The San Francisco Bay Area Rapid Transit District (BART) and Capitol Corridor Joint Powers Authority (CCJPA) have embarked on Link21, described as “a transformational improvement program” that will connect BART with the region’s intercity, commuter and high-speed passenger rail systems while also “connecting people sustainably to employment opportunities and affordable housing throughout the 21-county Northern California Megaregion.”
The northern California Megaregion is a 21-county area covering the Sacramento, San Francisco Bay, Northern San Joaquin Valley and the Monterey Bay areas.
Link21, formerly known as the New Transbay Rail Crossing, is a program of various projects that “will provide more services, faster connections and better access to jobs for the Megaregion’s travelers.”
One major project within the Link21 Program is a new transbay rail crossing between Oakland and San Francisco. The new crossing “will increase capacity for the overcrowded corridor and will bring new passenger rail connections and services to the Megaregion, including potential for a direct, one-seat ride between Sacramento and San Francisco.” It is included in the regional Plan Bay Area 2050 Final Blueprint as “a key strategy for building a next-generation transit system.”
“As we continue to offer vital services to our passengers during these challenging times, we are also looking ahead to the future” BART General Manager Bob Powers said. “Link21 will connect passengers to the places they want to go throughout the Megaregion.”
In addition to a new website, a new report (download below) prepared by the Bay Area Council Economic Institute (BACEI) was released Jan. 27. The Megaregional Case for a New Transbay Rail Crossing highlights the benefits of a new transbay rail crossing to the entire Megaregion. It builds on two previous reports by the Bay Area Council Economic Institute: The Case for a Second Transbay Transit Crossing and The Northern California Megaregion: Innovative, Connected, and Growing, both completed in 2016.
When completed, Link21, according to BART and the CCJPA will:
- Enable fast, frequent, reliable, safe, and accessible rail service.
- Increase connections between affordable housing and high-quality jobs.
- Improve air quality by creating viable alternatives to driving.
- Enhance northern California’s livability, economic competitiveness, and environment.
- Meet the future travel demands of northern California’s growing, diverse population.
“Link21 will help shape northern California’s rail system for future generations,” said Rob Padgette, Managing Director of the Capitol Corridor. “For example, our most popular travel itinerary is between Sacramento and San Francisco, but that trip currently requires a transfer to either BART at the Richmond Station or to one of our connecting buses at the Emeryville Station. By providing a direct rail connection across the Bay that avoids the need for a transfer and traffic on I-80, this program will dramatically improve how our riders get to and from the San Francisco Bay Area.”
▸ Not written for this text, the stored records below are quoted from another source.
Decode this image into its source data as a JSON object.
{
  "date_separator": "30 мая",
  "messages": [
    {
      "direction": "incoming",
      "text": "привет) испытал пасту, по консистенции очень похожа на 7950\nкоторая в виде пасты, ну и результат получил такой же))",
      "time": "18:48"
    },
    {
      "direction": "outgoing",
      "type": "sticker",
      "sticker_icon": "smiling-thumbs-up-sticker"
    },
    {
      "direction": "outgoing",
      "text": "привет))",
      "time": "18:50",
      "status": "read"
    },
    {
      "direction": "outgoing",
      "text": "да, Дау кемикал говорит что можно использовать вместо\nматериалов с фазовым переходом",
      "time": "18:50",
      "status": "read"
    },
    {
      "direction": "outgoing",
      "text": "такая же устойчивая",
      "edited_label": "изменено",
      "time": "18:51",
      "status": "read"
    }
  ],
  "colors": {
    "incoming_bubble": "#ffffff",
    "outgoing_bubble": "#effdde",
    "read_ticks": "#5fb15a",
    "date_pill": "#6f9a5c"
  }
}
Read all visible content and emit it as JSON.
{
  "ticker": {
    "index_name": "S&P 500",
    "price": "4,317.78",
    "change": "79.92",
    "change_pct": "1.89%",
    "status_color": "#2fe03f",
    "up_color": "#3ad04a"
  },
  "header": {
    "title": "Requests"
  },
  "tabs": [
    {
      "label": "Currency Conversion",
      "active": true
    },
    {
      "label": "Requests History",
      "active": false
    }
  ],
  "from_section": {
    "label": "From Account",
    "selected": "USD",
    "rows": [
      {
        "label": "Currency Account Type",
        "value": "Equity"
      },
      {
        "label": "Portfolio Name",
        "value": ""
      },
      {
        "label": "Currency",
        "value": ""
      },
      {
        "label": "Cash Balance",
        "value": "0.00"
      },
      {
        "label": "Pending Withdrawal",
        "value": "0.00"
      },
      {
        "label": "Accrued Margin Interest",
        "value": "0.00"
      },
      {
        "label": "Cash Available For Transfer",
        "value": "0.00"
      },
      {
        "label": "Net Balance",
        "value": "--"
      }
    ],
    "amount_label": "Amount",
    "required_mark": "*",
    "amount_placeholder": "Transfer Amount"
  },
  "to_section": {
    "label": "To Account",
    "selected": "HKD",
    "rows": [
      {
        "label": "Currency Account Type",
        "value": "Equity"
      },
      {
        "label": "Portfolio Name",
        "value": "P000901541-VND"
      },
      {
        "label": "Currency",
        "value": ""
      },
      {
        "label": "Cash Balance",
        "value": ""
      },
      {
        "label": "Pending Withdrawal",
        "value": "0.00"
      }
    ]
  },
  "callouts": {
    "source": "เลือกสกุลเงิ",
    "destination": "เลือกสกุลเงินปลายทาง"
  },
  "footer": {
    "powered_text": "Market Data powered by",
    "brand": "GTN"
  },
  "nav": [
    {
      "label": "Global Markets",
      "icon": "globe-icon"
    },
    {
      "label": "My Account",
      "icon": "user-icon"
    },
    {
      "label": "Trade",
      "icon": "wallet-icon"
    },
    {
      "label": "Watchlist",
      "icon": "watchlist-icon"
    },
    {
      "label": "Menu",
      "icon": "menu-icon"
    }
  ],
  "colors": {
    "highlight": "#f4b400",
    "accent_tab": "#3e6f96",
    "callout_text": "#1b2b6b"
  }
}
Link21 is backed by voters who approved BART’s Measure RR bond and Metropolitan Transportation Commission’s Regional Measure 3. These funds and others will help support the development of the new transbay crossing. The Link21 Program will host a series of public meetings in 2021 to inform the public and gather feedback about possible program alternatives.
Railway Age Editor-in-Chief William C. Vantuono contributed to this story.